Welcome to the first post in a new seasonal theme — Speculative Fiction in Translation. The Days of the Deer by Lilana Bodoc is translated from Spanish by Nick Caistor and Lucia Caistor Arendar.
The Magic of the Open Air has learnt beyond a shadow of doubt that there will soon be a fleet from the Ancient Lands coming to our continent. All out predictions and sacred books clearly say the same thing. The rest is all shadows. Shadows in the stars and our books. Shadows that prevent us from seeing the faces of those who are coming. Who are they? Why are they travelling here? The answers to these questions will decide the fate of everyone living in the fertile lands.

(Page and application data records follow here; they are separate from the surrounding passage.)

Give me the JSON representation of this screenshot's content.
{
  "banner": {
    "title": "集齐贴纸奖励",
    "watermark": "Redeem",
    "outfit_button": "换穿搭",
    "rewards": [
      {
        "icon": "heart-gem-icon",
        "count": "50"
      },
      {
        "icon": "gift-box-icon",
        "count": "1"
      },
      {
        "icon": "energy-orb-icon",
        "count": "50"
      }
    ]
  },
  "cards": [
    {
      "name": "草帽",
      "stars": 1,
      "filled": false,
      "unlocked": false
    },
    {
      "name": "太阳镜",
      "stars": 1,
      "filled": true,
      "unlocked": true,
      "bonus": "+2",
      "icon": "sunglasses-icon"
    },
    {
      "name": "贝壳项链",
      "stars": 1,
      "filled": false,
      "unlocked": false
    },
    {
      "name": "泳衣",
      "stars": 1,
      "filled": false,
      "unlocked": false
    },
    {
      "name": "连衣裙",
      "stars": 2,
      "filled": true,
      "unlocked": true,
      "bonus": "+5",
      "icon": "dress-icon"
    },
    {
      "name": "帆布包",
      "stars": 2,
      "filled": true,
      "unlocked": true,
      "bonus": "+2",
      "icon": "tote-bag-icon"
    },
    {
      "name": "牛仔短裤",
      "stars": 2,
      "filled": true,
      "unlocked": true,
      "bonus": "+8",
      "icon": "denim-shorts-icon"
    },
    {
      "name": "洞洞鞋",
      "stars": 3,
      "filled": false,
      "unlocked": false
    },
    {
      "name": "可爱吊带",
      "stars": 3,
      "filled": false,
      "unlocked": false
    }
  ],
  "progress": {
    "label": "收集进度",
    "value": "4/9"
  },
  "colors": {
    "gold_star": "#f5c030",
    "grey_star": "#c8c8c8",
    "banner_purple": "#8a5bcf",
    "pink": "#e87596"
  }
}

For centuries, the Husihuilke people have lived in the forest at the Ends of the Earth. Taciturn and warlike, they have had barely any contact with the other peoples of the Fertile lands as they are self-sufficient and live at one with nature. However, all this is about to change — visitors are coming, from over the sea. Are they the Northmen who came before, 500 years ago? Or will it be the Northmen’s greatest enemy, the son of Death herself? To decide how to face the intruders, the Astronomers call one representative from each people to a council, where these matters will be debated, and Dulkancellin is the Husihuilke delegate. He must travel hundreds of miles to the city of Beleram, to discuss how best to protect the Fertile Lands.
But every day spent in discussion is wasting valuable time, and why does it appear that evil has already arrived? As the deliberations continue, it becomes apparent that not every delegation can be trusted.
The prose is written like that of a fable, with sparse, detached language and a slow pace. At the beginning it feels calm and safe, but as the tension builds, and the unease grows, this style becomes more and more potent. This combines with the lush descriptions of the landscapes, the wildlife and the weather to give a tremendous sense of place, which is just as well, because ecology and looking after the environment are major themes of the story. Unfortunately, the element that loses out here is character — the characters are a little too much like stock fable personalities selected to fill a stereotype, rather than well-rounded people.
Despite the opening sentence of the book: “It all took place so many Ages ago that not even the echo of a memory of the echo of a memory remains”, it’s hard not to assume that the story is an allegory for the invasion of Central and South America by Europeans. The setting is very akin to South America, with jungles and rainforests, sand dunes, mountains and plateaus. The House of the Stars is a pyramid structure, many hundreds of steps tall, reminiscent of buildings constructed by ancient civilisations such as the Inca. And the invaders bring with them gunpowder and horses.
The Days of the Deer is the first part in an epic fantasy trilogy, and Liliana Bodoc has been described as ‘The Tolkien of the Americas’. I think this is overstating things a little, nevertheless, it is so refreshing to read a fantasy novel not set in some analogue of medieval Europe!
For a similar fable-type story, where intruders threaten to disrupt the fragile balance of a society, I recommend Knowledge of Angels, by Jill Paton Walsh.